Of course you’re smart enough to know nothing I’ve described could ever have possibly happened. But are you one of more than 29 million people so far who have watched the recent Pepsi MAX ad on YouTube – the one with NASCAR star Jeff Gordon in disguise test-driving a Chevrolet Camaro as unsuspecting car salesman “Steve” screams with fear in the passenger seat? Did you buy it?

The entire ad is structured to convince you it’s an actual, documented event – from Jeff Gordon putting on his makeup to all the pranksters converging at the end to applaud “Steve” for being such a good sport. But when you watch the video while considering the absurd backstory such an event would require, it becomes easy to see the numerous “tells.” The perfectly framed “surreptitious” video. The plethora of “hidden” camera angles. The “acting.”

Still, seeing is believing, and it’s safe to say that the vast majority of viewers believed the ad is real. In the endless real-or-fake debate on the ad’s YouTube page, the minority who take the trouble to point out inconsistencies are likely to be met with derision and insults. Here’s one of the more levelheaded responses, from a commenter who claims to “have 15 years experience working for global corporations in brand marketing [and] know enough about what it takes to put something like this together”:

They punk’d the salesman, everyone else knew about this. Does that make it fake?

Jeff Gordon is no dummy, the dealer had to prep the car ahead of time. ie. tire pressure, brakes, etc. He practiced this, maybe on a Sunday. Some of those moves are stunt car driver moves. Either they taught him, or did the slides themselves. No helmets? EMTs nearby and ready. Too much at stake to do this on the fly.

If this was CG it would be fake. It’s just a well choreographed prank. [Sic]

And you don’t need to pore through discussion-board comments from self-appointed experts to realize how widely this stunt was taken at face value. Within a day, the internet was full of news stories and bylined commentaries reporting the “test drive” as if it were a real prank pulled on a real person with a real NASCAR star behind the wheel.

A week later, the truth is easier to come by. A Pepsi spokesperson has refused to comment on whether the “salesman” was an actor.

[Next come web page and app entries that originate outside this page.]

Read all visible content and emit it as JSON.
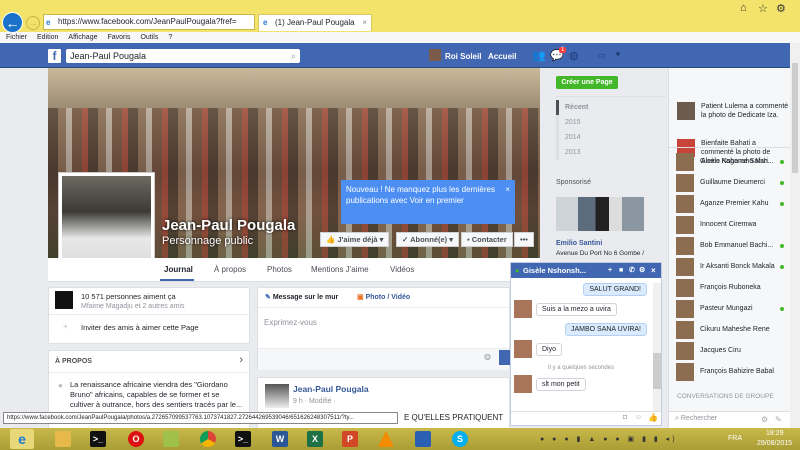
{
  "browser": {
    "url": "https://www.facebook.com/JeanPaulPougala?fref=",
    "tab_title": "(1) Jean-Paul Pougala",
    "menu": [
      "Fichier",
      "Edition",
      "Affichage",
      "Favoris",
      "Outils",
      "?"
    ]
  },
  "fbbar": {
    "search_value": "Jean-Paul Pougala",
    "user": "Roi Soleil",
    "home": "Accueil",
    "notif_count": "1"
  },
  "profile": {
    "name": "Jean-Paul Pougala",
    "category": "Personnage public",
    "like_btn": "J'aime déjà",
    "follow_btn": "Abonné(e)",
    "contact_btn": "Contacter",
    "more_btn": "•••",
    "tip": "Nouveau ! Ne manquez plus les dernières publications avec Voir en premier",
    "tabs": [
      "Journal",
      "À propos",
      "Photos",
      "Mentions J'aime",
      "Vidéos"
    ]
  },
  "likes": {
    "count": "10 571 personnes aiment ça",
    "friends": "Mfaime Magadju et 2 autres amis",
    "invite": "Inviter des amis à aimer cette Page"
  },
  "about": {
    "title": "À PROPOS",
    "text": "La renaissance africaine viendra des \"Giordano Bruno\" africains, capables de se former et se cultiver à outrance, hors des sentiers tracés par le..."
  },
  "composer": {
    "tab1": "Message sur le mur",
    "tab2": "Photo / Vidéo",
    "placeholder": "Exprimez-vous"
  },
  "post": {
    "author": "Jean-Paul Pougala",
    "meta": "9 h · Modifié ·",
    "text_partial": "E QU'ELLES PRATIQUENT"
  },
  "right": {
    "create_page": "Créer une Page",
    "years": [
      "Récent",
      "2015",
      "2014",
      "2013"
    ],
    "sponsored": "Sponsorisé",
    "ad_name": "Emilio Santini",
    "ad_text": "Avenue Du Port No 6 Gombe /"
  },
  "ticker": [
    {
      "text": "Patient Lulema a commenté la photo de Dedicate Iza."
    },
    {
      "text": "Bienfaite Bahati a commenté la photo de Alexis Kagame Safari."
    }
  ],
  "friends": [
    {
      "name": "Gisèle Nshonsho Nsh...",
      "online": true
    },
    {
      "name": "Guillaume Dieumerci",
      "online": true
    },
    {
      "name": "Aganze Premier Kahu",
      "online": true
    },
    {
      "name": "Innocent Ciremwa",
      "online": false
    },
    {
      "name": "Bob Emmanuel Bachi...",
      "online": true
    },
    {
      "name": "Ir Aksanti Bonck Makala",
      "online": true
    },
    {
      "name": "François Ruboneka",
      "online": false
    },
    {
      "name": "Pasteur Mungazi",
      "online": true
    },
    {
      "name": "Cikuru Maheshe Rene",
      "online": false
    },
    {
      "name": "Jacques Ciru",
      "online": false
    },
    {
      "name": "François Bahizire Babal",
      "online": false
    }
  ],
  "group_conv": "CONVERSATIONS DE GROUPE",
  "chat_search": "Rechercher",
  "chat": {
    "name": "Gisèle Nshonsh...",
    "messages": [
      {
        "from": "me",
        "text": "SALUT GRAND!"
      },
      {
        "from": "them",
        "text": "Suis a la mezo a uvira"
      },
      {
        "from": "me",
        "text": "JAMBO SANA UVIRA!"
      },
      {
        "from": "them",
        "text": "Diyo"
      },
      {
        "from": "them",
        "text": "slt mon petit"
      }
    ],
    "separator": "Il y a quelques secondes"
  },
  "status_url": "https://www.facebook.com/JeanPaulPougala/photos/a.272657099537763.1073741827.272644269539046/651626248307511/?ty...",
  "taskbar": {
    "lang": "FRA",
    "time": "18:29",
    "date": "29/08/2015"
  },
  "colors": {
    "fb_blue": "#4267b2",
    "green": "#42b72a",
    "taskbar": "#b8aa40"
  }
}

Jeff Gordon has admitted that a stunt driver was used, although he thinks he “could have pulled off 90 percent of it.” And commenters have noted the video’s many anomalies, often providing freeze-frame evidence.

Of course, all this debunking has only drawn more attention to the video. No doubt, that’s just fine with the marketing teams from PepsiCo, Chevrolet and NASCAR as they keep tabs on all the hits they continue to get. Jeff Gordon, for his part, seems proud of his acting debut: “I have never been a part of anything like this, a viral video that has gone to this level. … I never dreamed that this would [have so many] views and get this much attention.” No second thoughts, apparently, about deceiving his fans – just as long as the attention engine keeps running.

If anyone in the media has offered an apology for their credulous reporting, I haven’t seen it. As John Dvorak has noted, they don’t even seem to realize they’re providing “free promotion for Pepsi, Chevy and Gordon” in the guise of news, even as their advertising revenues implode. As for the general public, the typical online comment from viewers willing to admit the ad was staged runs something like, “So what if it’s fake? It’s still hilarious!”

And all of this has me wondering: Is there any obligation for marketing to be truthful, at least beyond specific product claims? Are we OK with being deceived from the first frame to the last, as long as we’ve been entertained? If we were to learn that Felix Baumgartner’s skydive from 128,100 feet had never actually happened, would we just say, “So what if it’s fake? It’s still awesome!” and remind ourselves to stock up on plenty of Red Bull? Are hits more important than facts?

Many people in marketing, maybe even most, would answer, “Of course!” But I’m not so sure. Maybe it’s because I’m in B2B, where sincerity seems to be valued higher than in B2C. Still, I can’t help but wonder whether advertisers do a disservice to brands by routinely privileging entertainment over truth.

Learning the joke’s on them, can people be forever counted upon to say, along with “Steve” the car salesman, “Wanna do it again?”